Egghead: or, You Can’t Survive on Ideas Alone
Oberlin has an October break, so Walker is home for a week, hanging out, recovering from a cold, and—so far–being very appreciative when I cook something. He and I have planned two excursions to Columbus during this week, one to get his hair cut and the other to see Bo Burnham. Walker and I are fans of Bo Burnham. (So is Eleanor, and we knew she would be a little jealous but she had tickets to see David Tennant as Richard II on the very same day.) So Ron and I set off for Columbus with Walker and Stephanie, picking up another friend, Steven, on the way, and we arrived in time for Steven and Walker to buy posters and me to buy Bo’s signed book, Egghead, before we went into the theater.

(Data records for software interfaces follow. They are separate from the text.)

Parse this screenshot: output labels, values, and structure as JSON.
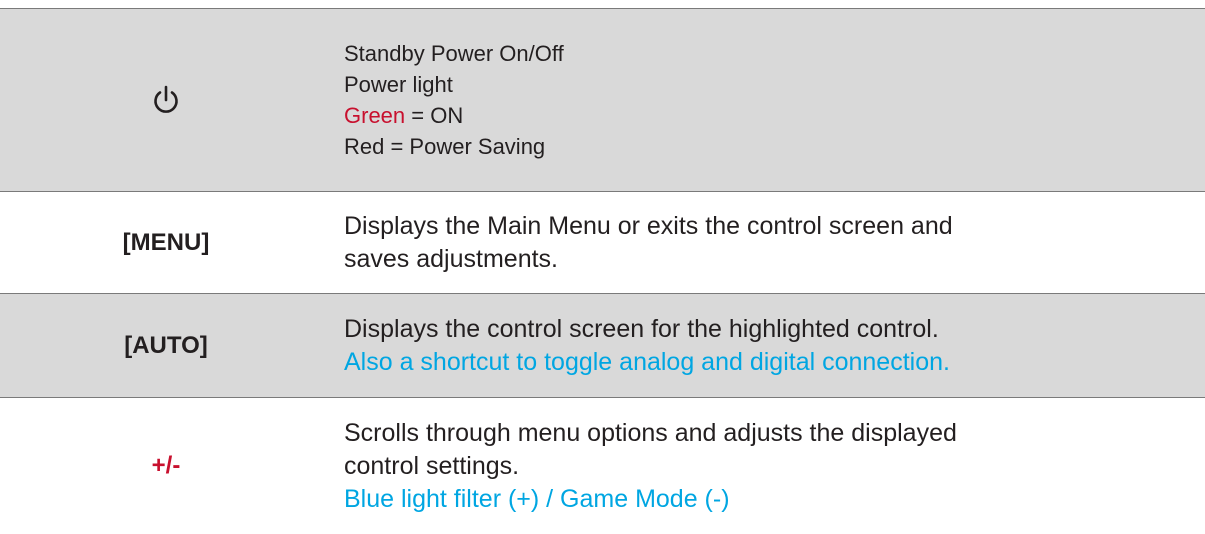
{
  "rows": [
    {
      "key": "power-icon",
      "lines": [
        "Standby Power On/Off",
        "Power light"
      ],
      "green_word": "Green",
      "green_rest": " = ON",
      "last_line": "Red = Power Saving"
    },
    {
      "key": "[MENU]",
      "lines": [
        "Displays the Main Menu or exits the control screen and",
        "saves adjustments."
      ]
    },
    {
      "key": "[AUTO]",
      "lines": [
        "Displays the control screen for the highlighted control."
      ],
      "highlight": "Also a shortcut to toggle analog and digital connection."
    },
    {
      "key": "+/-",
      "lines": [
        "Scrolls through menu options and adjusts the displayed",
        "control settings."
      ],
      "highlight": "Blue light filter (+) / Game Mode (-)"
    }
  ],
  "colors": {
    "shade": "#d9d9d9",
    "rule": "#7a7a7a",
    "text": "#231f20",
    "red": "#c8102e",
    "blue": "#00a6e2"
  }
}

Our seats were close to the stage, on the right side, and at one point Bo, who got famous (partly by way of YouTube videos) for his snappy delivery of unabashedly sexual song lyrics, asked if anyone was there with their parents. Walker–I think with Stephanie’s and Steven’s help—made enough noise to catch Bo’s attention onstage, and so he did a joke slower, for us older people. Throughout the rest of the show, he would direct his remarks about whether the act made anybody feel uncomfortable in our direction.
One of our favorite parts was when he started out pretending to read some of his poems from a book that he eventually put on top of his head while still performing the poem…and then reached up to turn the page, replacing the book onto the top of his head. He is a master of comic timing, and I found that the poems, which are—trust me—screamingly funny when he performs them, pretty lackluster on the page. They should always be spoken word poems. Here’s an example, one stanza of a poem that had me breathless with laughter in the theater, regardless of my role as the mother of the row:
“I have a list. A list? Yes, a list of all the sluts I’ve missed.
I’ve never fucked or sucked these sluts and thus my nuts are fucking pissed.
So when I fuck the lucky slut, my nut removes her from the list—
Another dumb cumbucket struck from my nut-sucking, “suck it, slut!” slut-fucking bucket list.”
One of my favorite jokes is the end of his song “Ironic,” when it ends abruptly. I found a faint echo of that in his poem “Incomparable”
“You’re incomparable like a…
Walker’s friend Steven, who has mime training, ventured his opinion that Bo might have had mime training too, because he’s so good at showing what he means with the least little movement. He did not perform his poem “TreeHouseTree” but I’m guessing he could make you get the joke immediately, rather than after the moment it’s taken everyone to whom I’ve read the poem out loud, so far:
“I went out to play on Christmas Day
and thought, ‘Hey, wait a minute!
My tree has a house in it!
And my house has a tree in it!’”
I would also love to see him perform “Nothing” out loud:
“Are you terrified, as I am,
Nothing scares me more
‘What’s going on?’ I ask, trembling.
Don’t you say it.
Don’t you dare.”
The fun of the show is the intelligent treatment of the topics, combined with Bo’s rapid-fire pace, as in this stanza about “Fear”
“The first was acro-claustro-homo-archnophobic,
terrified of being trapped in a very small,
very high-up place with a bunch of gay spiders.”
It was wonderful to be in the audience when Bo performed his encore song “Art is Dead,” with the verse about how the audience has spent money they’ve worked hard for to buy tickets to his show. I thought it was worth it.
After the show, Walker and Steven got in line to have their posters signed and Bo came out to scrawl his name on the arm of his own image. Then one of his people used Walker’s camera to take a photo of all of us. It was weird, I thought, to pose so close to someone we didn’t know but have admired so intensely for so long—weird, but good. Like the entire evening.